─── ENTRIES PROVIDED

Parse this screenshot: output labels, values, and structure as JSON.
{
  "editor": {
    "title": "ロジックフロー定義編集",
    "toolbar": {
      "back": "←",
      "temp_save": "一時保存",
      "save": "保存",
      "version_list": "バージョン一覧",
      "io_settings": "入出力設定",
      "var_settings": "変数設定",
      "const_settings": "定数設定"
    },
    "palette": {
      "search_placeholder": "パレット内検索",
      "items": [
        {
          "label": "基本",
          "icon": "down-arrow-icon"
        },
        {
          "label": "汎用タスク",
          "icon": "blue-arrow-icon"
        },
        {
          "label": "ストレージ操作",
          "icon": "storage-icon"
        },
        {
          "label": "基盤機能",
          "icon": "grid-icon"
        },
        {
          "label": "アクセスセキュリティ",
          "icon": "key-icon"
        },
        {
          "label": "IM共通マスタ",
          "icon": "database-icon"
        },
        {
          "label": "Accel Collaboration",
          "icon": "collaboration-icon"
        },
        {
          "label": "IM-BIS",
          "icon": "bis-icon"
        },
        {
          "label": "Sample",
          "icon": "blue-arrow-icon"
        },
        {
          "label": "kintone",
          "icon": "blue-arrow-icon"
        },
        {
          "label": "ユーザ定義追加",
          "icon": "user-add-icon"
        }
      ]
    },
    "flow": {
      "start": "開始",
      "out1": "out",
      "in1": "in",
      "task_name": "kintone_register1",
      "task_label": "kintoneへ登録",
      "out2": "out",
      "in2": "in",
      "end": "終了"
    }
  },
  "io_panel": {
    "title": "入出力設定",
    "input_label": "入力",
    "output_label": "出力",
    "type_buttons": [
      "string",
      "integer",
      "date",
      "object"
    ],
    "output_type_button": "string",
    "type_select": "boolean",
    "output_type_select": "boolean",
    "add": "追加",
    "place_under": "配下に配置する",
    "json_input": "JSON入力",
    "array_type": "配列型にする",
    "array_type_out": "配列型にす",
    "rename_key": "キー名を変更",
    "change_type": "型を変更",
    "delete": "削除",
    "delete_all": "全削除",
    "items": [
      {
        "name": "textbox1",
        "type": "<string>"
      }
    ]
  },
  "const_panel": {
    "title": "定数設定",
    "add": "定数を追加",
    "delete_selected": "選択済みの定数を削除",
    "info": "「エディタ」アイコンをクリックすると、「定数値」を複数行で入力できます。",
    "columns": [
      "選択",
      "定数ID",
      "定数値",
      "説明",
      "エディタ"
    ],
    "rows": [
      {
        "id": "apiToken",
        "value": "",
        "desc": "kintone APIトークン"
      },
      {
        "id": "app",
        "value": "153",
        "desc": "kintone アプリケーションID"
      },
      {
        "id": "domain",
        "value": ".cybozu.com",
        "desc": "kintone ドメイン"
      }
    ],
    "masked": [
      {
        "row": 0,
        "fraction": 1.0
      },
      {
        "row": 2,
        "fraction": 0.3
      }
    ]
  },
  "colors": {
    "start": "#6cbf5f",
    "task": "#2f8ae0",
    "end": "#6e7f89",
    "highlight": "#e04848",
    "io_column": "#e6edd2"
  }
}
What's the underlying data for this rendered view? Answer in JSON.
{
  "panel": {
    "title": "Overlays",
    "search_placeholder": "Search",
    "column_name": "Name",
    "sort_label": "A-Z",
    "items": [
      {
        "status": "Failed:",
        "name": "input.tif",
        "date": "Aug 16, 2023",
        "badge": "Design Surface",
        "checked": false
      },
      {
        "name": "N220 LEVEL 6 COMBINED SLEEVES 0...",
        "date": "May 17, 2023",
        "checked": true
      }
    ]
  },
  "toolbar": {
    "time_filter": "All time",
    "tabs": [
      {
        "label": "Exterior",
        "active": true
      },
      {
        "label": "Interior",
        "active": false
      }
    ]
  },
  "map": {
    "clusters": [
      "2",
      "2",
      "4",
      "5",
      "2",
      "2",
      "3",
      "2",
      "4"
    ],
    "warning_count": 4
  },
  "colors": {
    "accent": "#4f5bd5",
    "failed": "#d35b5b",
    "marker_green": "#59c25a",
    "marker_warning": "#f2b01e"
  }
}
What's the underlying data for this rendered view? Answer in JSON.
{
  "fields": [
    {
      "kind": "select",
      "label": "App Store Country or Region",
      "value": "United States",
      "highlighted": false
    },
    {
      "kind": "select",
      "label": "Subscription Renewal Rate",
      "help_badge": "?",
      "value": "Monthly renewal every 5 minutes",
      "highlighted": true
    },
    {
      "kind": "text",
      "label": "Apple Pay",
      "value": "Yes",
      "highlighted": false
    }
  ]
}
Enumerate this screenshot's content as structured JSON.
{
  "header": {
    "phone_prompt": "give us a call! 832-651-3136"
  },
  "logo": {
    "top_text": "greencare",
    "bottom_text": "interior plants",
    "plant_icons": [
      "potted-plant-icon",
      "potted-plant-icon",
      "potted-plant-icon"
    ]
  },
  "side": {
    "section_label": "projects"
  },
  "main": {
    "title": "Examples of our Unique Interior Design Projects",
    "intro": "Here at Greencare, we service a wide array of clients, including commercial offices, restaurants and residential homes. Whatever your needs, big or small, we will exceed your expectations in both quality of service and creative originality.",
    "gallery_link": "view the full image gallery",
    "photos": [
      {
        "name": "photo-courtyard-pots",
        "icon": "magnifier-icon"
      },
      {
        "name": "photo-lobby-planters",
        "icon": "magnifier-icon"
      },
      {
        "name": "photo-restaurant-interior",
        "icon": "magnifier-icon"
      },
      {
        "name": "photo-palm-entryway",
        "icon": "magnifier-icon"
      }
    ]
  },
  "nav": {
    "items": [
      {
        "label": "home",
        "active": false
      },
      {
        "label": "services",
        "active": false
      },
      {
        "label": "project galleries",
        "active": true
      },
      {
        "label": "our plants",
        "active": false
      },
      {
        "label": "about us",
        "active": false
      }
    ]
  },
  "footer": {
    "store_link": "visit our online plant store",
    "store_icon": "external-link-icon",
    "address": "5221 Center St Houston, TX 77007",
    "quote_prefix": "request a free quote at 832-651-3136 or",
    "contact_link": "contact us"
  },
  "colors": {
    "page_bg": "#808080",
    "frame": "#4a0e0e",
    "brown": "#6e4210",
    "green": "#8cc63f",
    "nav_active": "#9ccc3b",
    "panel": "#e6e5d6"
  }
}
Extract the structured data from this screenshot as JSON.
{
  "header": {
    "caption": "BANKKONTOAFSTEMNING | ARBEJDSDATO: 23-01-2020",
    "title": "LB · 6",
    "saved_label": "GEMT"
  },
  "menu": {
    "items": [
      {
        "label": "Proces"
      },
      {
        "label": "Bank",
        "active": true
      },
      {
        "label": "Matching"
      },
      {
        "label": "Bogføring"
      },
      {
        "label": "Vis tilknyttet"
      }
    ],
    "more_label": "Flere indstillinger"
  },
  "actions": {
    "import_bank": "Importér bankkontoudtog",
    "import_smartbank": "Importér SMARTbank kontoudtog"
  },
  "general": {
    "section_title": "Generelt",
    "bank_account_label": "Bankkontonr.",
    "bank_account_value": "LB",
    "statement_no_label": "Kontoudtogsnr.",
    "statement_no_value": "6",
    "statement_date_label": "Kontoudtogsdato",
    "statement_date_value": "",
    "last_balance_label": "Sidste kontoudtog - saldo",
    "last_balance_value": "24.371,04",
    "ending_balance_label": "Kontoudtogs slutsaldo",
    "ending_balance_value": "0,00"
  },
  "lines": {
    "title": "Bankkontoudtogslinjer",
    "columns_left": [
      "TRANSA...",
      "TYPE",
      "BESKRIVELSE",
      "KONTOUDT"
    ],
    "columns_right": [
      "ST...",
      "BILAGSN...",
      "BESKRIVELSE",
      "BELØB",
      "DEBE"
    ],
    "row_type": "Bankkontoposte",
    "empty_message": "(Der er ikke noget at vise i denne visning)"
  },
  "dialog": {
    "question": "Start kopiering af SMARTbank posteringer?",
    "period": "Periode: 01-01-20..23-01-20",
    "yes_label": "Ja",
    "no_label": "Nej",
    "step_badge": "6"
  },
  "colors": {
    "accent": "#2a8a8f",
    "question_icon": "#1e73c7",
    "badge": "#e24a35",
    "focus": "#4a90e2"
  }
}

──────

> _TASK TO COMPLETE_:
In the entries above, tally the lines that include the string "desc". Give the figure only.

> _OUTPUT_:
3